I put on my coat whilst he went to the bathroom. I told him that there was no need for him to come back to Highgate on the bus with me but he responded saying that he would come with me part of the way as he had to go to Muswell Hill. I said that that was where my Grandfather's church was. Whilst he had a pee, I was somehow drawn to the view out of the kitchen window over the main road which we had crossed a few hours before. There was a church. It was my Grandfather's church. St Peter Le Poer. My heart missed a beat. Daniel came out of the bathroom. I said "That's it. That is my Grandfather's church!". Daniel was up for having a look and, as we approached the red brick building, we saw an "open" sign outside the front door - the front door outside of which, in 2001, I had hugged my siblings as we all burst into uncontrollable tears as our mother's coffin was carried out and placed in the hearse. Daniel and I walked into the church and I looked at it for the first time in 15 years but with new eyes. The figure of the Virgin Mary wearing her blue shawl looked beautiful. It was so familiar, as if it 'belonged' to me. Daniel suggested that I wander and he took photographs as I did. I examined the pulpit and thought of my grandfather standing there. I pointed out his name "GERALD PERCY COOPER BA " on the list of incumbents painted in gold on the board by the door. Daniel asked me to stand in the aisle with the stained glass window behind. The same aisle along which we followed the pall bearers at the end of the funeral as John McCormack sang "I'll walk beside you". In her directions for the funeral, she had asked for this song to be played adding "and I will, so watch out, all of you". When I read that out to my gorgeous brother over the phone after we had discovered the piece of paper on the afternoon of the morning she died, there was silence at the other end. Why do these things mean so much? I told Daniel the story of the three old ladies who introduced themselves to me before the funeral explaining that they had been in the choir the day that my mother married my father in 1944 when the marriage was officiated by her father. I pointed out the depictions of the Stations of the Cross which lined the side walls of the church. I said that I wasn't sure I believed any more but I did find these things very romantic and he understood. 

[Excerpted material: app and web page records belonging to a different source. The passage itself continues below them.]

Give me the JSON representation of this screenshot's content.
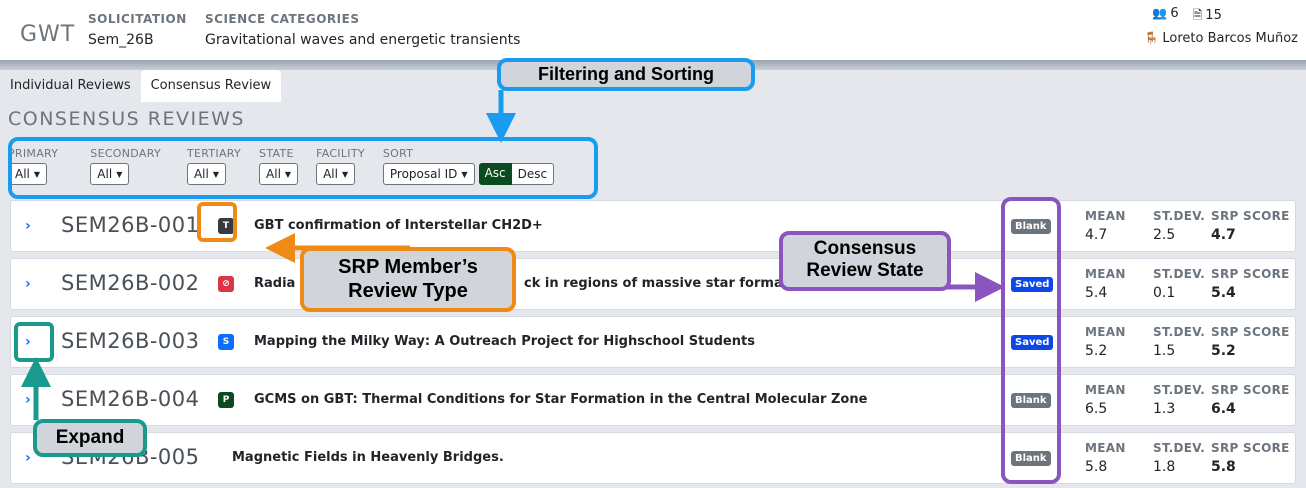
{
  "header": {
    "logo": "GWT",
    "solicitation_label": "SOLICITATION",
    "solicitation_value": "Sem_26B",
    "science_label": "SCIENCE CATEGORIES",
    "science_value": "Gravitational waves and energetic transients",
    "reviewers_count": "6",
    "proposals_count": "15",
    "user_name": "Loreto Barcos Muñoz"
  },
  "tabs": [
    {
      "label": "Individual Reviews"
    },
    {
      "label": "Consensus Review"
    }
  ],
  "section_title": "CONSENSUS REVIEWS",
  "filters": {
    "primary": {
      "label": "PRIMARY",
      "value": "All"
    },
    "secondary": {
      "label": "SECONDARY",
      "value": "All"
    },
    "tertiary": {
      "label": "TERTIARY",
      "value": "All"
    },
    "state": {
      "label": "STATE",
      "value": "All"
    },
    "facility": {
      "label": "FACILITY",
      "value": "All"
    },
    "sort": {
      "label": "SORT",
      "value": "Proposal ID",
      "asc": "Asc",
      "desc": "Desc"
    }
  },
  "stat_labels": {
    "mean": "MEAN",
    "stdev": "ST.DEV.",
    "srp": "SRP SCORE"
  },
  "rows": [
    {
      "id": "SEM26B-001",
      "type": "T",
      "type_color": "#343a40",
      "title": "GBT confirmation of Interstellar CH2D+",
      "state": "Blank",
      "mean": "4.7",
      "stdev": "2.5",
      "srp": "4.7"
    },
    {
      "id": "SEM26B-002",
      "type": "⊘",
      "type_color": "#dc3545",
      "title": "Radia",
      "title_tail": "ck in regions of massive star forma",
      "state": "Saved",
      "mean": "5.4",
      "stdev": "0.1",
      "srp": "5.4"
    },
    {
      "id": "SEM26B-003",
      "type": "S",
      "type_color": "#0d6efd",
      "title": "Mapping the Milky Way: A Outreach Project for Highschool Students",
      "state": "Saved",
      "mean": "5.2",
      "stdev": "1.5",
      "srp": "5.2"
    },
    {
      "id": "SEM26B-004",
      "type": "P",
      "type_color": "#0b4a1f",
      "title": "GCMS on GBT: Thermal Conditions for Star Formation in the Central Molecular Zone",
      "state": "Blank",
      "mean": "6.5",
      "stdev": "1.3",
      "srp": "6.4"
    },
    {
      "id": "SEM26B-005",
      "type": "",
      "type_color": "",
      "title": "Magnetic Fields in Heavenly Bridges.",
      "state": "Blank",
      "mean": "5.8",
      "stdev": "1.8",
      "srp": "5.8"
    }
  ],
  "state_colors": {
    "Blank": "#6c757d",
    "Saved": "#0d47e8"
  },
  "annotations": {
    "filtering": "Filtering and Sorting",
    "consensus_line1": "Consensus",
    "consensus_line2": "Review State",
    "srp_line1": "SRP Member’s",
    "srp_line2": "Review Type",
    "expand": "Expand"
  },
  "annotation_colors": {
    "blue": "#1a9bf0",
    "purple": "#8b55c0",
    "orange": "#f08a16",
    "teal": "#1a9a8c"
  }
}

We left and that really was it. We caught the 134 and at Muswell Hill, we each hugged our new friend goodbye. I caught the train home to Brighton and, when Jane came in from the studio, I told her the story of my day as I used to tell my mother when I came home from school........


No comments:

Post a comment